Ezeilya continues to encourage the children to take an interest in the natural world and learn the value of trees to our environment. As you will see from CSL’s blog below, deforestation is a big issue in Zambia. The majority of the rural population rely on firewood and charcoal for their cooking and heating so it’s important that the children learn how to take care of forests and plant more trees for the future.

Ezeilya has ambitious plans for the school and you can be sure that any donations will be put to good use. The introduction of electricity would allow better lighting and enable use of a printer for producing exam papers. The children are keen to build there IT skills but without electricity the school cannot support this.
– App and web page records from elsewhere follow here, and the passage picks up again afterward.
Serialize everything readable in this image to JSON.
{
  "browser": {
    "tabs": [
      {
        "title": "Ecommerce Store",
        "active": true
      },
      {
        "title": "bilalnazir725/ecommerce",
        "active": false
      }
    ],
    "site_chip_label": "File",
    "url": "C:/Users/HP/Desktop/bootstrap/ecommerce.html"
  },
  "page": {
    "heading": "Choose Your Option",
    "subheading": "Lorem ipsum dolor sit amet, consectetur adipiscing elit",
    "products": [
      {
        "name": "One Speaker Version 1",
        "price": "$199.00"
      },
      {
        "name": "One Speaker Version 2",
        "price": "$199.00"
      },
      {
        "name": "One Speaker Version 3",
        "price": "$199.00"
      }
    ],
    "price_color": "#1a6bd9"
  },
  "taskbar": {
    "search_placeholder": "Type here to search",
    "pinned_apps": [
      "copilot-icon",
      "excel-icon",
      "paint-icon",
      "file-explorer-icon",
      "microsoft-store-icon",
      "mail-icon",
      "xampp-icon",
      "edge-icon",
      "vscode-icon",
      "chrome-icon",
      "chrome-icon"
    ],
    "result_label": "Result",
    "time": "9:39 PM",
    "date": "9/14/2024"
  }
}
Of course lack of electricity also links to the deforestation which we spotlight later in our newsletter.


Ezeliya’s lessons on valuing nature are all the more poignant when you read an excerpt of the blog below written in September of 2021 by CSL-ZCP pilot, Les Dillard documenting his work in the Luangwa Valley
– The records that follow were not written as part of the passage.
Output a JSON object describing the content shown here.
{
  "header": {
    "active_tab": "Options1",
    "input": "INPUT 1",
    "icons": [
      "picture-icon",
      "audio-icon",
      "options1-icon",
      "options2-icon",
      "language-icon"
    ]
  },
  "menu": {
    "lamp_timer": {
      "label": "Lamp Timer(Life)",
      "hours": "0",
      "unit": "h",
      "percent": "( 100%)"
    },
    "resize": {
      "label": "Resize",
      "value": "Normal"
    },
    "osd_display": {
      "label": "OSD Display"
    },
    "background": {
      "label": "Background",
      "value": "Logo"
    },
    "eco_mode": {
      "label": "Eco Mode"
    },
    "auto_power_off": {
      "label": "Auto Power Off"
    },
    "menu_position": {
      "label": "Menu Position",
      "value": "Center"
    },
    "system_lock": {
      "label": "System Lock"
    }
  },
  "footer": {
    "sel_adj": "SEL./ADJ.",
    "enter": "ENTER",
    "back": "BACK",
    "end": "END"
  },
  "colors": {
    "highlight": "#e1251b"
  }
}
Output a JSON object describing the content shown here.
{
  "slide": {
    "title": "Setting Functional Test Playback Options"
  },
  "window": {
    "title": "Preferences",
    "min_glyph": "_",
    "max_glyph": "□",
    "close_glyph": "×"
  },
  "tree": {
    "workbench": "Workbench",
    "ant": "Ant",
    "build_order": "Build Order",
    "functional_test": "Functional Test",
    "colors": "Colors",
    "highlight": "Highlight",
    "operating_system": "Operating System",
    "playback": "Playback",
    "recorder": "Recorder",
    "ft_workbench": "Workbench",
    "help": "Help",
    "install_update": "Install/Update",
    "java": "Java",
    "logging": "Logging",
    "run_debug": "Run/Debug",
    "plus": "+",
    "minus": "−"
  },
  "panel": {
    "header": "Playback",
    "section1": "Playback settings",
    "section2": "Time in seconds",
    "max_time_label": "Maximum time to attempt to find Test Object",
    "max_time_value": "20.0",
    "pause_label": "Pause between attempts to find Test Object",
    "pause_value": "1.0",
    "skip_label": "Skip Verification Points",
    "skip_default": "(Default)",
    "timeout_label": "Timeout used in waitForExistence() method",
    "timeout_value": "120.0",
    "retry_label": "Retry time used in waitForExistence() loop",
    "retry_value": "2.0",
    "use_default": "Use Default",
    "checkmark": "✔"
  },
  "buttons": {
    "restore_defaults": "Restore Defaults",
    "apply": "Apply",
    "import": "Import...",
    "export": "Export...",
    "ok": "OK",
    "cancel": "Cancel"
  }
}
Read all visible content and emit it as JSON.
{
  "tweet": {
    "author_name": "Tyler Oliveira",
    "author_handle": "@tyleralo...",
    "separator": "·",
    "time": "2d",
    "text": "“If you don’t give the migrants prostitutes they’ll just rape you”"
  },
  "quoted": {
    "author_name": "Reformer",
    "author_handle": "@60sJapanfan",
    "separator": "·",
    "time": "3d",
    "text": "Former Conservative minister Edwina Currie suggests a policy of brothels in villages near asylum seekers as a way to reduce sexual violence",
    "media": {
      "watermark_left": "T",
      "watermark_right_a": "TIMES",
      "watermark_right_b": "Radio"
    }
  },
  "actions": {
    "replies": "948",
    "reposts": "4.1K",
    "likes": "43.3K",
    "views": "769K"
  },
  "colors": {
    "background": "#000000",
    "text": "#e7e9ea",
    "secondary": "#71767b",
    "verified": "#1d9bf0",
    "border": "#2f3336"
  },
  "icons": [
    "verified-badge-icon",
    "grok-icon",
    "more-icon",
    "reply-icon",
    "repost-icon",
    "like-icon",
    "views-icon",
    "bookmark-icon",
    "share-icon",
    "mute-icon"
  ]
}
I am fortunate enough to see our beautiful area from the air on a near-daily basis and have a unique perspective on what is happening on a landscape scale. Since I arrived in 2017, I have been concerned about rapid, excessive forest destruction in the Kakumbi area for wood planks, charcoal, and firewood. From what I can see from the air and on the ground, the rate and extent of tree cutting/burning seems to be increasing.

During a recent flight along the Matizye River, I counted not less than 12 actively burning or recently used large charcoal pits as well as several large piles of freshly cut planks, lots of burned trees, and more than 6 active saw pits. In addition, each morning while driving to work, I often count more than 50 wood collectors and numerous bicycles heading into the forest to collect large bundles of wood.

Colleagues of mine have counted more than 80 collectors on certain days, and if we estimate that each collector’s bundle is at least 20kg and each bicycle load is at least 30kg, then we are witnessing around 2 metric tons of wood leaving the Kakumbi forests every day! This is just from what we can observe on the road without a proper study. The actual amount of daily wood extraction must be much higher. Although only down wood is legally allowed to be collected, I have seen and heard trees which are still standing being chopped down.

If our forested areas decrease in size and quality, this poses all kinds of cascading environmental effects including loss of habitat for birds and mammals as well as decreased aesthetic value. As forests become more open, the loss of shade leads to hotter, drier, dustier conditions and the smoke from charcoal and tree burning decreases our air quality dramatically. We need to protect these forests as they are the root of our community’s tourism-based economy.

So far in September, I have been able to fly with HRH Chief Kakumbi, 2 representatives from Kakumbi CRB (board chairperson and chair for natural resources), 3 representatives from the Forestry Department (district and provincial levels), and the Area Warden from the Department of National Parks and Wildlife. I am happy that I can share what I am seeing from the air with stakeholders. Seeing it in person is much more effective that a picture or a report or a map (although those are helpful, too!). Everyone who has flown with me has been very surprised to see the extent and intensity of tree cutting and charcoal making. I hope this spreading awareness and concern can lead to better community-driven management of our forest resources.

In the meantime, CSL in conjunction with the Kakumbi CRB has visited many of these areas on the ground to see what is happening. Several trucks full of illegally-made planks have been confiscated and illegal wood-cutters are starting to fear being caught. I am hopeful that there is momentum behind all of our combined efforts that will put in place more effective systems of forest resource management.


With grateful thanks to you, our supporters, who make progress and improvements possible
Jacqui and the Make Me Smile Team